An Introduction to SCTP…..

March 15, 2010

The Stream Control Transmission Protocol (SCTP) is an IP transport protocol. It resides at an equivalent level with TCP , and provides a reliable transport service , ensuring that data is transported across the network without error, and in sequence. It is designed to transport Public Switched Telephone Network (PSTN) signalling messages over IP networks, but is capable of broader applications.

SCTP employs a session-oriented mechanism (similar to TCP) for transmission of data. A relationship is established between the endpoints of SCTP associations prior to data transfer , and this relationship is maintained untill all data transmission has been successfully completed.

There are many good features in SCTP , the most important ones are:-

1. Multi-stream capability.

2. A broader concept for connecting endpoints ( similar to , and more useful than , TCP connection) known as ‘association’.

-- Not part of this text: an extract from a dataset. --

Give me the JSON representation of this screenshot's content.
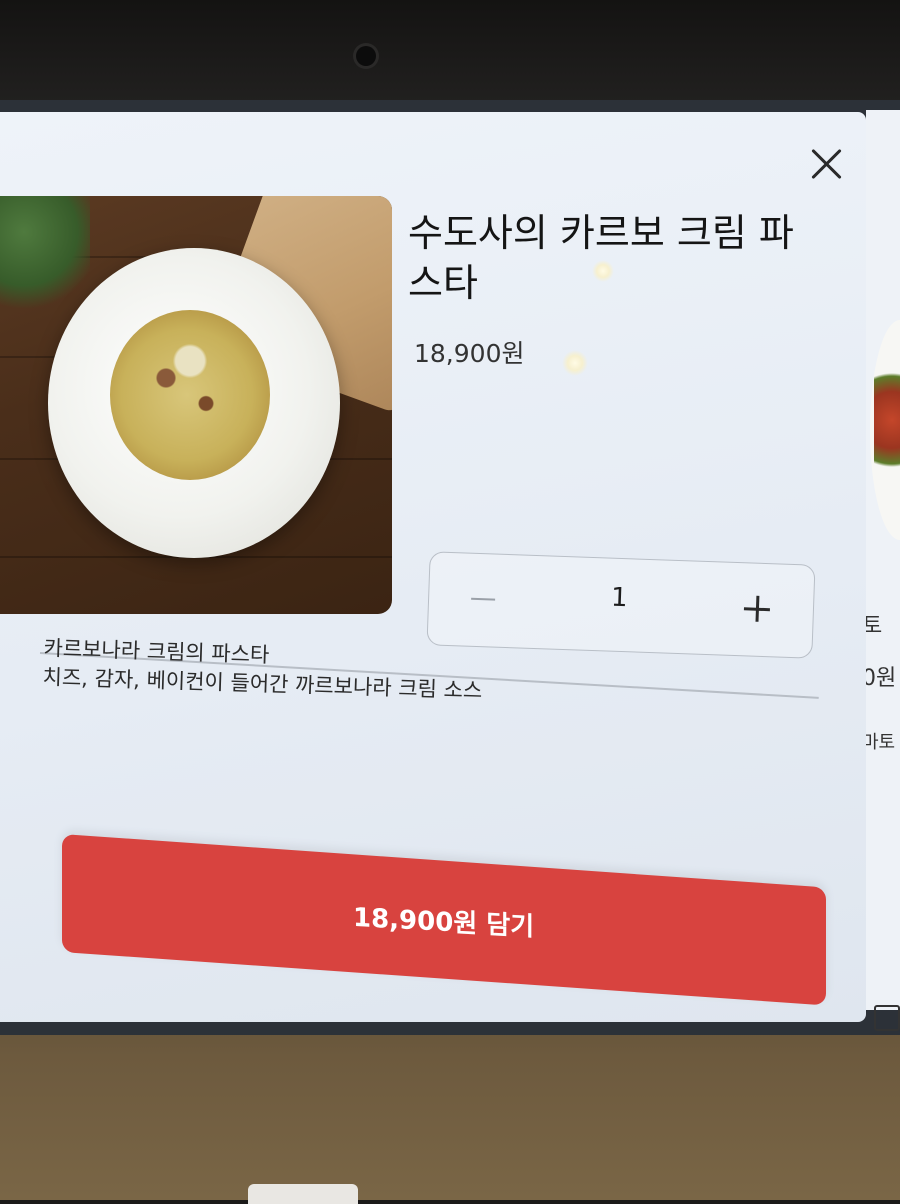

3. Multi-hoaming support.

4. Path and peer failure detection.

Multi Hoaming.

When a peer is multi-homed , one of the IP addresses is selected as the ‘primary destination address’. All data will be destined to this IP, by default. When a failure of a primary address is detected , the sender selects an alternate primary address until the link is restored or the user initiates a change in the primary address.

Assoc shutdown.

Even in shutdown procedures , SCTP has some significant advantages over TCP. For instance , SCTP implements a graceful close of an association by exchanging three messages. These messages acknowledge that both endpoints will cease in their transmissions of data. This allows no room for  ‘half open’ connections ( In TCP , a ‘half open’ connections happens when one endpoint that continues to send data though the peer endpoint is no longer transmitting data).




Leave a Reply

Fill in your details below or click an icon to log in:

WordPress.com Logo

You are commenting using your WordPress.com account. Log Out / Change )

Twitter picture

You are commenting using your Twitter account. Log Out / Change )

Facebook photo

You are commenting using your Facebook account. Log Out / Change )

Google+ photo

You are commenting using your Google+ account. Log Out / Change )

Connecting to %s

%d bloggers like this: